--- TASK DIRECTIONS ---
For the records below, say how many lines contain the string "title". Give the number only.

--- Data about app and page elements ---
══════

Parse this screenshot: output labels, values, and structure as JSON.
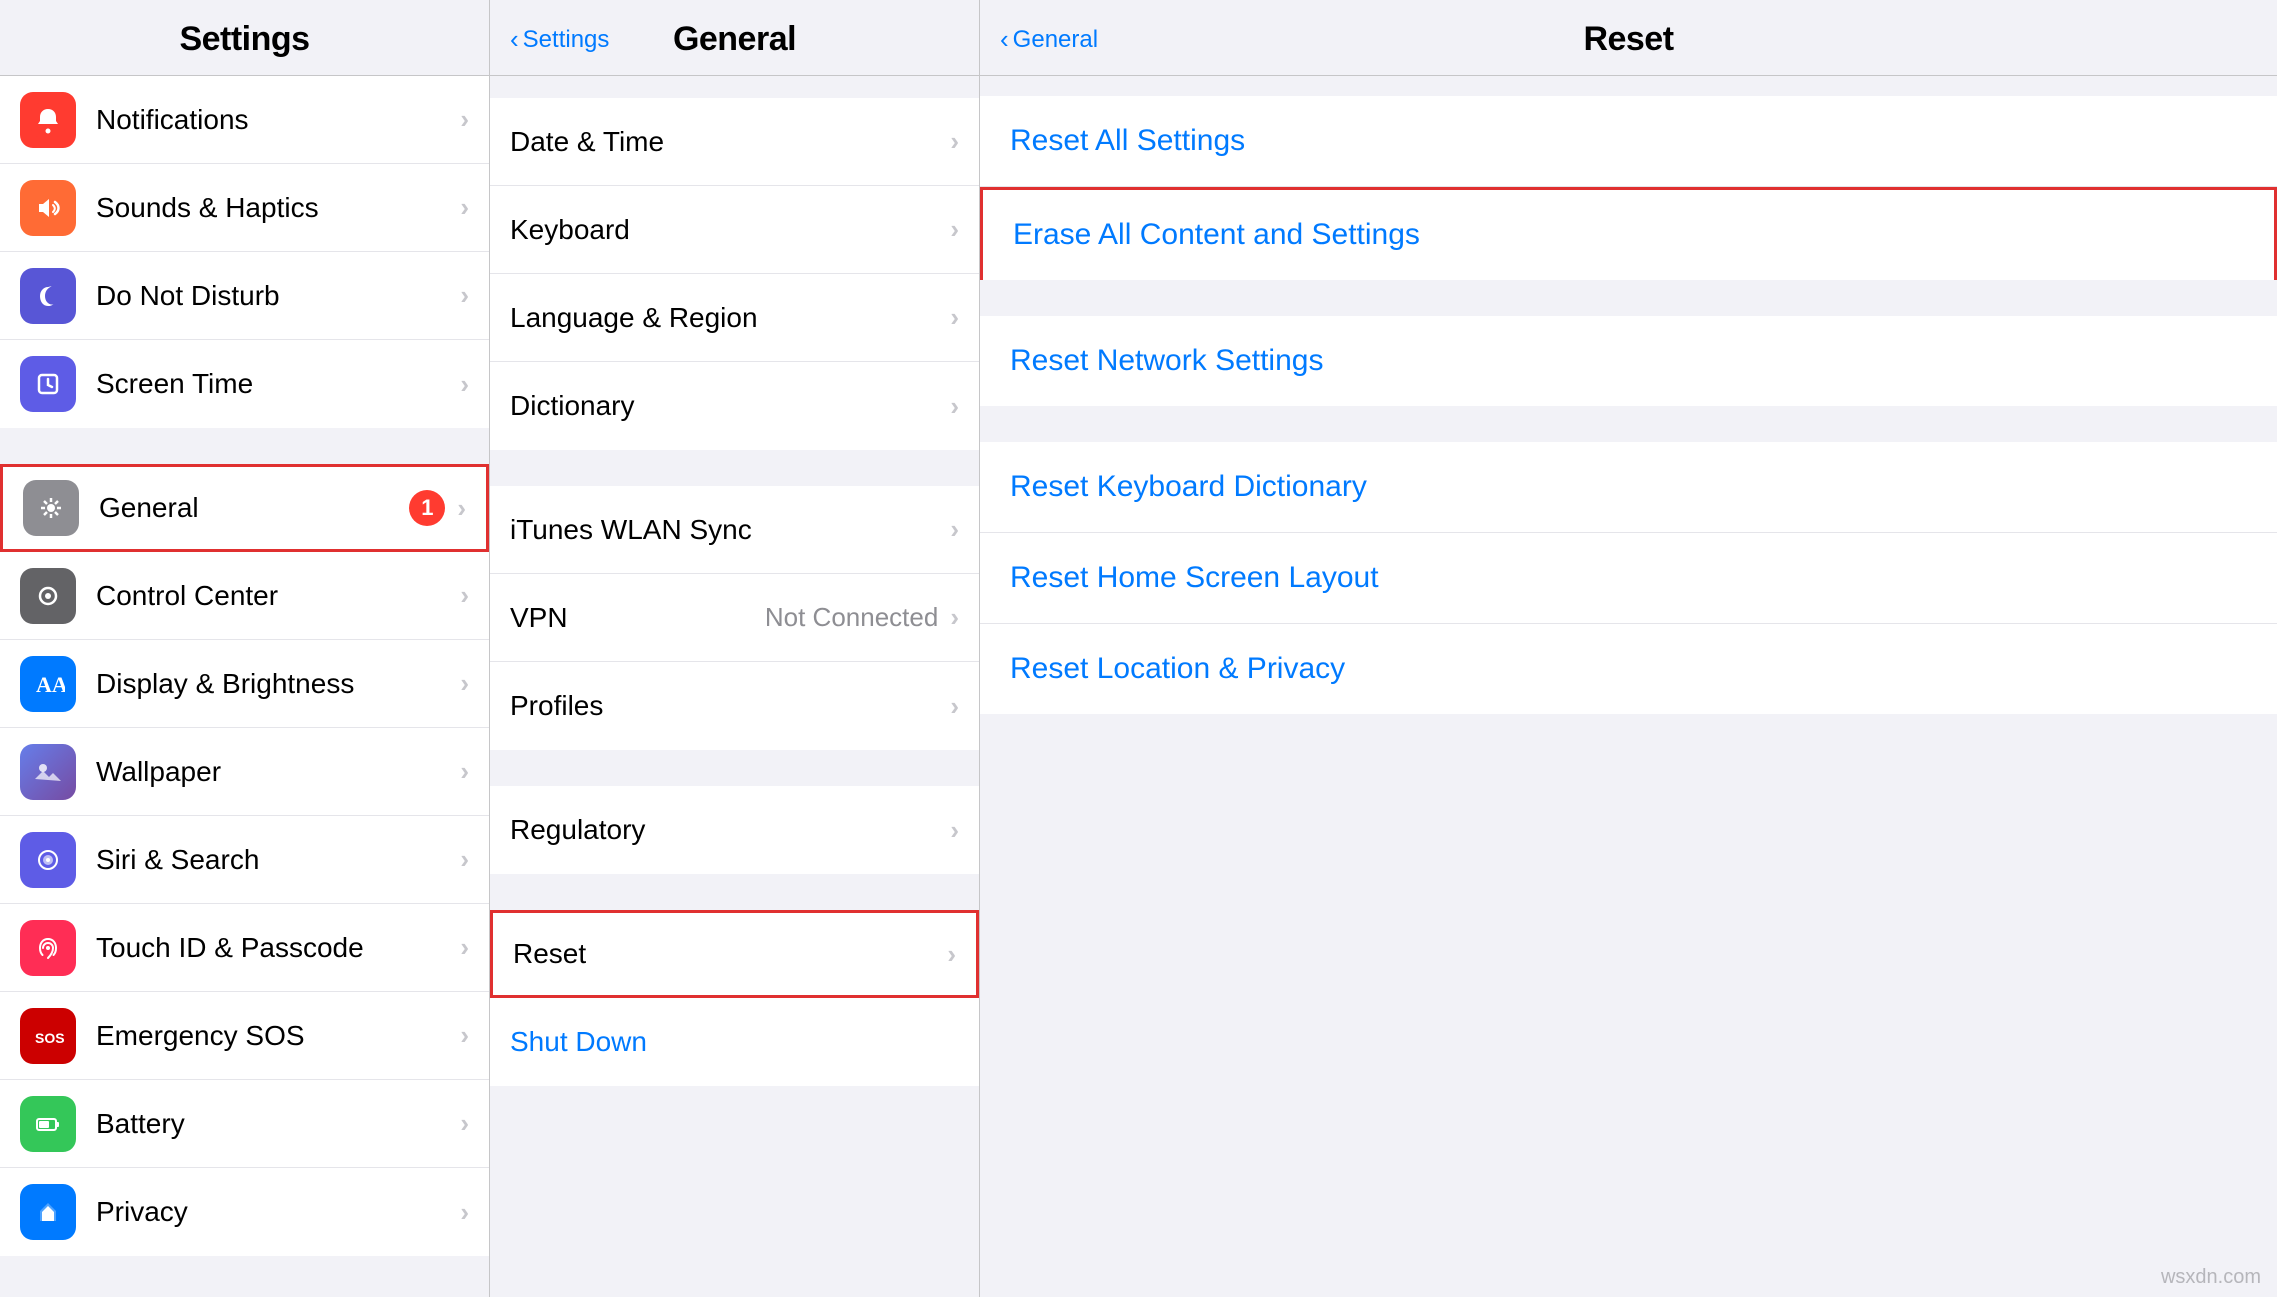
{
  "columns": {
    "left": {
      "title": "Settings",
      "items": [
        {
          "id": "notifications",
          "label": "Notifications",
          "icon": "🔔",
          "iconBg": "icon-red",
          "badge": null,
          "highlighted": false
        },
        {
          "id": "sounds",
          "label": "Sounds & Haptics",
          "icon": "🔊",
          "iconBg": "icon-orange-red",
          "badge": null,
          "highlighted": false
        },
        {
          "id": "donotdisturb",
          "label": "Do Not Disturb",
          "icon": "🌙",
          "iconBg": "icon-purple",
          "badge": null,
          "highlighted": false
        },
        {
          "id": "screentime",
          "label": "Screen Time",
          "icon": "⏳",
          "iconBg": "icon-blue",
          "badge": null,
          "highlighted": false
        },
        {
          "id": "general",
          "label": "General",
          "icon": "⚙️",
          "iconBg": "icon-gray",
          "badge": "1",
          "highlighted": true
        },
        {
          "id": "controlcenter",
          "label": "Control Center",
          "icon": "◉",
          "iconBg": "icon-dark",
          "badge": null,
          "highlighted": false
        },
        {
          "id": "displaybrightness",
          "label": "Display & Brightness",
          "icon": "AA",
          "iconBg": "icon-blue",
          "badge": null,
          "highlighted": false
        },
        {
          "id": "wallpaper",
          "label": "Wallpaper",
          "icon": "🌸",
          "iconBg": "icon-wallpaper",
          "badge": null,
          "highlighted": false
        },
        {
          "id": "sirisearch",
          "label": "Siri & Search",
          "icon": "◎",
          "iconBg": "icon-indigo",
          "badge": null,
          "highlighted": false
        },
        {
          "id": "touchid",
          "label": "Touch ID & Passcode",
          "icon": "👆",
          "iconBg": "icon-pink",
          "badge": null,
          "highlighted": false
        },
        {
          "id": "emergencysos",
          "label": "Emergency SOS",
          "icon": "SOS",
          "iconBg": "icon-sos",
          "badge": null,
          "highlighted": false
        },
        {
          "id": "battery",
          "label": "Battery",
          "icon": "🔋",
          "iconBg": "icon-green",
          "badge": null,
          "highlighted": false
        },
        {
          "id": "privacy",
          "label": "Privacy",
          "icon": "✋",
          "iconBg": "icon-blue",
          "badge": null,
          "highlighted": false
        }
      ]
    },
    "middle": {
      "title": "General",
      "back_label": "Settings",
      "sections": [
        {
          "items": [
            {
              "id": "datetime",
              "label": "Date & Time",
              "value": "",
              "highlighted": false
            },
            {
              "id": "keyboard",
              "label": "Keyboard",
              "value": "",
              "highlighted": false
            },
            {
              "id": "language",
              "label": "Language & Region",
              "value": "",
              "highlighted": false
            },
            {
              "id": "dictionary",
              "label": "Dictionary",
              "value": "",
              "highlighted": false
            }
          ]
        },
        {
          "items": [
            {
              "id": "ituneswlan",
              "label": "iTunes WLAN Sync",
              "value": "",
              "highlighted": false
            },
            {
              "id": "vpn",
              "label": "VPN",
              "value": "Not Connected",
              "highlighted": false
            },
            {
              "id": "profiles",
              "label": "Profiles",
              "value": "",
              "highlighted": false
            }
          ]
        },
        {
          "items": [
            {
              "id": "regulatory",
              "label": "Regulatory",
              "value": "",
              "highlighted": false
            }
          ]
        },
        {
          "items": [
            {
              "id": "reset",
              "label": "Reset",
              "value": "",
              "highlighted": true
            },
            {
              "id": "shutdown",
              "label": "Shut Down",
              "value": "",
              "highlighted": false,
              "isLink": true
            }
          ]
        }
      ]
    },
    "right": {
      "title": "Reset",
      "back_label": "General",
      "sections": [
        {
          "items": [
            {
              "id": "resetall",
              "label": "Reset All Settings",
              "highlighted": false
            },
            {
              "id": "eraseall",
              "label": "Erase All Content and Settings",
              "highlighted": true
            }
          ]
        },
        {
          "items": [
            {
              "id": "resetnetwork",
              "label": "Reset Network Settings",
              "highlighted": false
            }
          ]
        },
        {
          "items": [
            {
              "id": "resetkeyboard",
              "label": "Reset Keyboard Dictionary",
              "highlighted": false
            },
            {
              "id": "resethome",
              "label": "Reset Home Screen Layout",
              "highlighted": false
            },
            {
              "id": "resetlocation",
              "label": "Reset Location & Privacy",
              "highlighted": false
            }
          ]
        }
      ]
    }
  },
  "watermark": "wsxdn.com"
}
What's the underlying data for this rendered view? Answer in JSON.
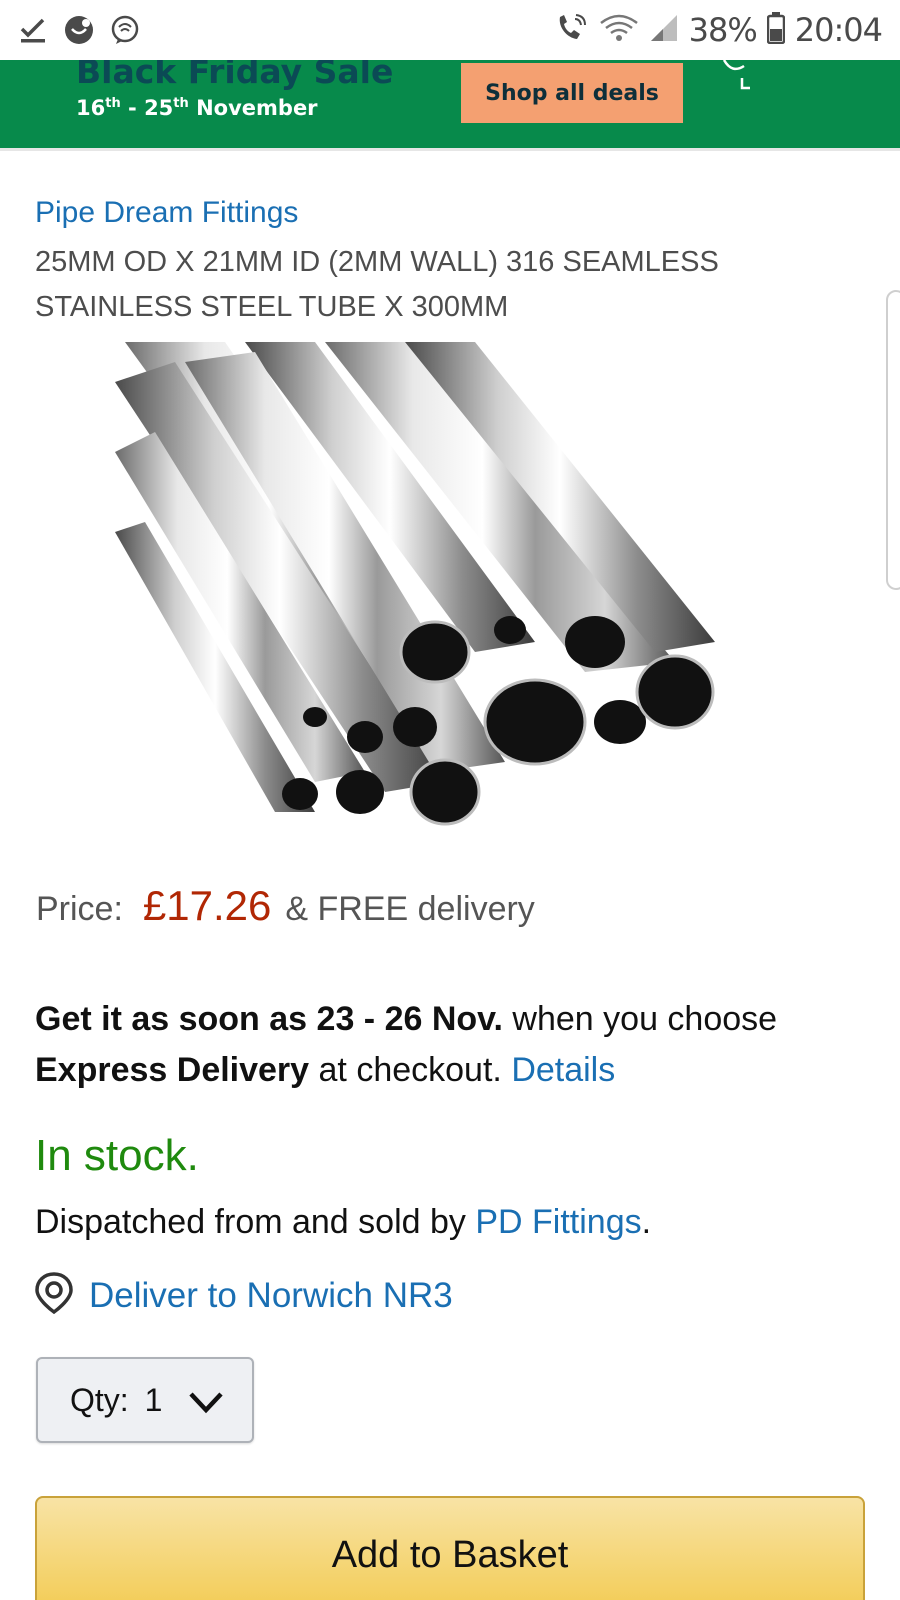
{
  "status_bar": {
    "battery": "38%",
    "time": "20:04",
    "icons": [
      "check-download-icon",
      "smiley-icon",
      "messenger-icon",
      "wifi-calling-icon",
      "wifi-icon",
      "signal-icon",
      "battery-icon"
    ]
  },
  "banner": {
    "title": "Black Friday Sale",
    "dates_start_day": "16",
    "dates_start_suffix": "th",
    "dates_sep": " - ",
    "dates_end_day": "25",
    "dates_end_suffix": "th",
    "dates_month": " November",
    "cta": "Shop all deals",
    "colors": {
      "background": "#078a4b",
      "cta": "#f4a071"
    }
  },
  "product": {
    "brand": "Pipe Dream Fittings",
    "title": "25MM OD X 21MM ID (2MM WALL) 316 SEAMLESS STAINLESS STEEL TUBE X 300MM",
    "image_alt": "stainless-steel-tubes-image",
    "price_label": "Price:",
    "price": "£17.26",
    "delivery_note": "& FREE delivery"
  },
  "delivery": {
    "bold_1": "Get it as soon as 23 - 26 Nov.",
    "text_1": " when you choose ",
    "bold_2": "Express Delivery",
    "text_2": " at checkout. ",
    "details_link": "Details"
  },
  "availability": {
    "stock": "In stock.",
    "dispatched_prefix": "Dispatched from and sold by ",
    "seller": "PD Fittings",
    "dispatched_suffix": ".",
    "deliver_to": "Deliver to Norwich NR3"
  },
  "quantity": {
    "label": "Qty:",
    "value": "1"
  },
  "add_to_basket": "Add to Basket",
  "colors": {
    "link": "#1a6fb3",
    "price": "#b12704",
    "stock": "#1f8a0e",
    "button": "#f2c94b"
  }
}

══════

--- RESPONSE FOR THIS EXERCISE ---
5